The Sri Lankan government and the separatist rebels, the Tamil Tigers, said they would use the three days of talks to find a way to end two decades of civil war, which has devastated the country and left more than 60,000 people dead.
Constitutional Affairs Minister G.L. Peiris, the chief government negotiator, said during opening ceremonies that his government wanted a negotiated settlement of the deadly conflict. He said the Sri Lankan people were weary of war and wanted only peace.
The rebel negotiator, Anton Balasingham, said the Tigers would stop waging war in their bid for an independent state for the Tamils, who form a large ethnic minority in the country. He said he is hoping to turn the Liberation Tigers of Tamil Eelam (LTTE) from a rebel group into a mainstream political force.
Although several other negotiation attempts have failed, the new government of Prime Minister Ranil Wickremesinghe has made peace a priority. Sri Lanka's economy is in ruins, and the country can no longer afford to spend a billion dollars a year on the war effort.
The rebels, too, are facing financial and political difficulties.
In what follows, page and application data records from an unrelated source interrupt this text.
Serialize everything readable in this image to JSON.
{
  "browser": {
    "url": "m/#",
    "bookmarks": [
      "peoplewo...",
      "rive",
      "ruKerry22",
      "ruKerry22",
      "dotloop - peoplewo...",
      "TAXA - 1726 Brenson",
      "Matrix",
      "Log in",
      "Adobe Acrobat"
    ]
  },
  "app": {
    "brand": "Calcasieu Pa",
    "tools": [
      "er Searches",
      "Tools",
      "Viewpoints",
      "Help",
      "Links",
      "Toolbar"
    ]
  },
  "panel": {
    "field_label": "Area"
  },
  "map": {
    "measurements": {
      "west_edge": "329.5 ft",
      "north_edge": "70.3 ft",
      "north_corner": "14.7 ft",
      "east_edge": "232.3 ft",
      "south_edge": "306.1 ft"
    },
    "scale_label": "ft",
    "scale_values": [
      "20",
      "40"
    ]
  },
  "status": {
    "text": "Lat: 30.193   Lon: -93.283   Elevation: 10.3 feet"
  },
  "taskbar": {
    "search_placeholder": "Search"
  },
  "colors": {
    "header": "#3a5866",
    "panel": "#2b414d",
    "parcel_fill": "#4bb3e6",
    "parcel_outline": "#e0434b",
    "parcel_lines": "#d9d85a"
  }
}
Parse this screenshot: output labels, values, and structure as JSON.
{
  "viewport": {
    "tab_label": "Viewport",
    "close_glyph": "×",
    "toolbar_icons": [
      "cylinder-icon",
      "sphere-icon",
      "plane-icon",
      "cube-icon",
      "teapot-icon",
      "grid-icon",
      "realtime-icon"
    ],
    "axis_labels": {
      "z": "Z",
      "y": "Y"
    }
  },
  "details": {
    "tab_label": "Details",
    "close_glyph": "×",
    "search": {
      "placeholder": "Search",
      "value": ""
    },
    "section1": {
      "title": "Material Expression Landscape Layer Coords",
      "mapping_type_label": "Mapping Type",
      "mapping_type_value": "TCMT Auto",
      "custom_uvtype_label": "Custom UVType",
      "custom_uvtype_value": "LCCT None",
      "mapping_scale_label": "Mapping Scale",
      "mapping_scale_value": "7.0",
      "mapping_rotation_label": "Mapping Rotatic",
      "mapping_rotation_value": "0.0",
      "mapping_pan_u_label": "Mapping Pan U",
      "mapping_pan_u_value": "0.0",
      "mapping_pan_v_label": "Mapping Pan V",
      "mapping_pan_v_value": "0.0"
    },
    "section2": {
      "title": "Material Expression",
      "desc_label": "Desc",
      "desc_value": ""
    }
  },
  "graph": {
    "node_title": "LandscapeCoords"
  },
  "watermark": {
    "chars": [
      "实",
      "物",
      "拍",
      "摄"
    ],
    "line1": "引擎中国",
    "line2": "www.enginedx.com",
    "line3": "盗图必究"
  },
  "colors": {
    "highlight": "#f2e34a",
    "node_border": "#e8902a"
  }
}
An international ban on contacts with the group, which Washington labeled a terrorist organization in 1997, has hampered international fund-raising activities. The United States has warned the Tigers that if the truce fails, the international war on terror could be extended to include them.
The Sri Lankan government has ruled out an independent state for the Tigers, but has said it is willing to negotiate for wide-ranging autonomy in the northeast, where many of the ethnic Tamils live. The LTTE has been fighting the government since 1983, claiming Tamils are discriminated against by the ethnic majority Sinhalese.
A Norwegian brokered cease-fire has been in effect since February. The rebel negotiator, Mr. Balasingham, said the truce is holding, and life is beginning to return to normal in the war-torn northern and eastern parts of the country.
Norwegian negotiators are attending the talks, which are being held at a secluded naval base southeast of Bangkok.
The peace talks are expected to set the agenda for further peace negotiations, which are scheduled to take place twice monthly. Although officials are optimistic, they warn that it could be months or even years before a final settlement is reached.